Appearing on several tracks, singer Shelley Scown is a welcome voice here. A major figure on the Australian jazz scene throughout the 90s and early 2000s, Scown had the originality and cool to be both the vocalist of choice for Paul Grabowsky, among others, and an unmistakeable individual artist in her own right. While Scurry’s long-time friend and colleague Allan Browne worked with Scown for many years, it was not until a recent tribute concert for the late drummer did Scurry hear the vocalist live – leading to an invitation to sing on Post Matinée. Scown, like Scurry, conceals huge craft within a relaxed, fully integrated delivery. Her easy, legato phrasing gracefully disguises an ingenuity of placement; her perfect enunciation tells the stories so clearly you forget the lovely control and expression at play. She has an effortless consistency across her range, and a naturalness of diction that is authentically jazz without ever affecting any Americanisms of accent. Scown is a unique and important voice in Australian jazz, and one hopes this record might mean we hear her more often from now on.

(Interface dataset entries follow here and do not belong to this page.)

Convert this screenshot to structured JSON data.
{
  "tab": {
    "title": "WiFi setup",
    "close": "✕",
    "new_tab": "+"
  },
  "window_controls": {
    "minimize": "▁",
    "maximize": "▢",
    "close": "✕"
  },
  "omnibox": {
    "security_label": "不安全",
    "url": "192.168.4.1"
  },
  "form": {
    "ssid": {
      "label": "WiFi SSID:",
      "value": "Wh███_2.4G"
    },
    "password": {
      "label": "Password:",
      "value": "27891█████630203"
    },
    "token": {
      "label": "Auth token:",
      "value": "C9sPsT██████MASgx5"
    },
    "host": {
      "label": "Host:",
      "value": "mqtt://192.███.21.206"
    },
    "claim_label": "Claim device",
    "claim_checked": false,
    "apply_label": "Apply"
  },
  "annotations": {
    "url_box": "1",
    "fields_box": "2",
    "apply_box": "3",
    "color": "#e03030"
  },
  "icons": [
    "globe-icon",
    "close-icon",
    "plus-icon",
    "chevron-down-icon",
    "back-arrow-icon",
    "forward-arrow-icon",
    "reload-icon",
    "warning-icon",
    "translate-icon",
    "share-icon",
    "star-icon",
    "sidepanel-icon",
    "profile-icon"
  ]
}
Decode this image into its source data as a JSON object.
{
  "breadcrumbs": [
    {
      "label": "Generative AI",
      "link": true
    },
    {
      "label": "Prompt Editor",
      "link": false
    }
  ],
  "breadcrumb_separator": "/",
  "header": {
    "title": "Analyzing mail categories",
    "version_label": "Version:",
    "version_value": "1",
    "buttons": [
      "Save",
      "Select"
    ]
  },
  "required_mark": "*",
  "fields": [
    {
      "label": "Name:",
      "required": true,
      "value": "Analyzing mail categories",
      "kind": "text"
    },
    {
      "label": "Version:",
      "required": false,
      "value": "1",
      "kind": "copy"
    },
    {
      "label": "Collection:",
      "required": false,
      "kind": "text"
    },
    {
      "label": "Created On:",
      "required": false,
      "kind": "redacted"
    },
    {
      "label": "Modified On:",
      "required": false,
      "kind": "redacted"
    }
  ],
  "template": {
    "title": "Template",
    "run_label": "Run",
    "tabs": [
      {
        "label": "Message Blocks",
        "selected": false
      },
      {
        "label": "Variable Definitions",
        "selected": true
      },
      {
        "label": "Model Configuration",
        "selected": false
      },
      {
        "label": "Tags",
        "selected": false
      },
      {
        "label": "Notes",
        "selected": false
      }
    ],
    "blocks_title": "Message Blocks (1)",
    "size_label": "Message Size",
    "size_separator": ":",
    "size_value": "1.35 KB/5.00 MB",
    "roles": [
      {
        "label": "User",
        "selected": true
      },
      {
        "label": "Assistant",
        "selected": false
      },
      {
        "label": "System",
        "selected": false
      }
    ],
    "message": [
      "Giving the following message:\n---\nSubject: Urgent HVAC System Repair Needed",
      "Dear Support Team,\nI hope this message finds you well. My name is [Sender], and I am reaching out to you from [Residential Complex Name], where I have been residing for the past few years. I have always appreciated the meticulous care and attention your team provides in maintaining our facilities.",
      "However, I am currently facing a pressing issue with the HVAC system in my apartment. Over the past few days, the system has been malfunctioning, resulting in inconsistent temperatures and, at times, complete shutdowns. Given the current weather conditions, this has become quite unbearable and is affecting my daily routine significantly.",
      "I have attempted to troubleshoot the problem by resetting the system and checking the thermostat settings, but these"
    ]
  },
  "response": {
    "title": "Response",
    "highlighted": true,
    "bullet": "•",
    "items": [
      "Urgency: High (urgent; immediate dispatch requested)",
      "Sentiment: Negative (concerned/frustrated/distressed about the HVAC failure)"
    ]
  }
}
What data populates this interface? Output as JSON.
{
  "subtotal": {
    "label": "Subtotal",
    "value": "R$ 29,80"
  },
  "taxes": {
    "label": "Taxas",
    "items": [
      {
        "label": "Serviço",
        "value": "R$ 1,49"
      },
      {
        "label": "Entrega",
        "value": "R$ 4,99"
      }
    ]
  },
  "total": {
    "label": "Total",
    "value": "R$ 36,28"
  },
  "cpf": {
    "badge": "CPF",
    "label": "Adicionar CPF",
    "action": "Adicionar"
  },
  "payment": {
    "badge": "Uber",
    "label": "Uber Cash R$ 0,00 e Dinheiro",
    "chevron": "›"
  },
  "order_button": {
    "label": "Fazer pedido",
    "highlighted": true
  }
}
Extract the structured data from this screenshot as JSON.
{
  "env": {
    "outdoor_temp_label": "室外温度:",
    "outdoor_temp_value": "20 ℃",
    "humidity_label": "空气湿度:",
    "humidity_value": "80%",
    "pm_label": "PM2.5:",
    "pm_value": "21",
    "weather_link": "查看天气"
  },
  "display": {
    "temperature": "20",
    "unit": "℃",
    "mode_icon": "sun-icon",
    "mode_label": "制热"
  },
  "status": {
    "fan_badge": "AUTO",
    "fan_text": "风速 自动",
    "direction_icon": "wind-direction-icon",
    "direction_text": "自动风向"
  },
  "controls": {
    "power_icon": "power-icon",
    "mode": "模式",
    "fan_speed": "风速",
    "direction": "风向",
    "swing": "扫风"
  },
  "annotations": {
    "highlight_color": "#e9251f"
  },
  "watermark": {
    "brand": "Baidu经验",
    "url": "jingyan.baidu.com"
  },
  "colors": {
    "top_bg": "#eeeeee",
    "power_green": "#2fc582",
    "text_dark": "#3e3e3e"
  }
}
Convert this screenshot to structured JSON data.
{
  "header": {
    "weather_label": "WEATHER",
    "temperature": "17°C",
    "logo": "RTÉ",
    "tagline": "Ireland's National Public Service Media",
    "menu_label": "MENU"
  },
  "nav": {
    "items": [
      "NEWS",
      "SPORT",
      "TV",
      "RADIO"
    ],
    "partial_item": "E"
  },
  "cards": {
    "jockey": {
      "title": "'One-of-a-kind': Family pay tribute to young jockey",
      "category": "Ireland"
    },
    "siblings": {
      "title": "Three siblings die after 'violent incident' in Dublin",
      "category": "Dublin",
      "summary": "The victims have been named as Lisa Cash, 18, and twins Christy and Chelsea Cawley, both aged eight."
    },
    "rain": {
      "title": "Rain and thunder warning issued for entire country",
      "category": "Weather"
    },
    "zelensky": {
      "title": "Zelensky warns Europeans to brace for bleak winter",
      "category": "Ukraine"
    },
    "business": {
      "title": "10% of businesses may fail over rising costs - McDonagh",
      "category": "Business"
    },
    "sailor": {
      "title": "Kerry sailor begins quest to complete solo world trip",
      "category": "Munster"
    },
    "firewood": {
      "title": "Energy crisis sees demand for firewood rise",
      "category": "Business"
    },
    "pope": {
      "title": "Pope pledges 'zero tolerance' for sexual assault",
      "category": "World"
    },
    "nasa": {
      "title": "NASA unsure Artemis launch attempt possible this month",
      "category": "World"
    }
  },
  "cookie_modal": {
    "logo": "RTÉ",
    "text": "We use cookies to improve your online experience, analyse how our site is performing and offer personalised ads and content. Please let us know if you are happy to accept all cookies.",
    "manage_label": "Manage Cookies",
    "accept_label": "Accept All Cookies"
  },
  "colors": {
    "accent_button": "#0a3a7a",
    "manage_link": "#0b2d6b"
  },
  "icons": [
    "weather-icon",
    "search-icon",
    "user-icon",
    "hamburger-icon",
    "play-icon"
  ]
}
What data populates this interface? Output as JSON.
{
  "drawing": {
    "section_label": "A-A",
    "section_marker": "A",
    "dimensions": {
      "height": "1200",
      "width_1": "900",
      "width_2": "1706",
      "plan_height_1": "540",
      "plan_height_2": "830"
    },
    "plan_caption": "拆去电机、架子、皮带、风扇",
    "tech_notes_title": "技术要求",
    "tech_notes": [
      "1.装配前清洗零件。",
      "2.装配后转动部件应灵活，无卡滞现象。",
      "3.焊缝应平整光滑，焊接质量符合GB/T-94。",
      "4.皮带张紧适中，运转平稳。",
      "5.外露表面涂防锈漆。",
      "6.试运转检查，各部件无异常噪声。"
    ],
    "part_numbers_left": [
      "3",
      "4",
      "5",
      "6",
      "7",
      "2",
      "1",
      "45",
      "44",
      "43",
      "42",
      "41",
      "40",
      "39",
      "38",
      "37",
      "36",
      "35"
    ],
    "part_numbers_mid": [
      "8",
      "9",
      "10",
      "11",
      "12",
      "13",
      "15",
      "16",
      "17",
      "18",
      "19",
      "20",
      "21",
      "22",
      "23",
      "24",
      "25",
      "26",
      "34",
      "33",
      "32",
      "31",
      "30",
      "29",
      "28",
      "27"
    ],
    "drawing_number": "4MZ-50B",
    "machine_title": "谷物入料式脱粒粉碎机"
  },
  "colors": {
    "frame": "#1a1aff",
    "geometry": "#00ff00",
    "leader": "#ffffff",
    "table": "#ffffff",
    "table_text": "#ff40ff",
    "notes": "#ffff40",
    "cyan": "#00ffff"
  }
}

Julien Wilson’s Lionsharecords has thoughtfully dressed the release with fine packaging and heartfelt commentary. Considering Scurry’s abundant personal book of original compositions, his instrumental mastery, instincts for band leading and the quality of this recording; this album may be an opening salvo in a body of original work from this legitimately celebrated contributor to Australian traditional jazz. Post Matinée is a delightful album, and a sweet reminder of the beauty of everyday things.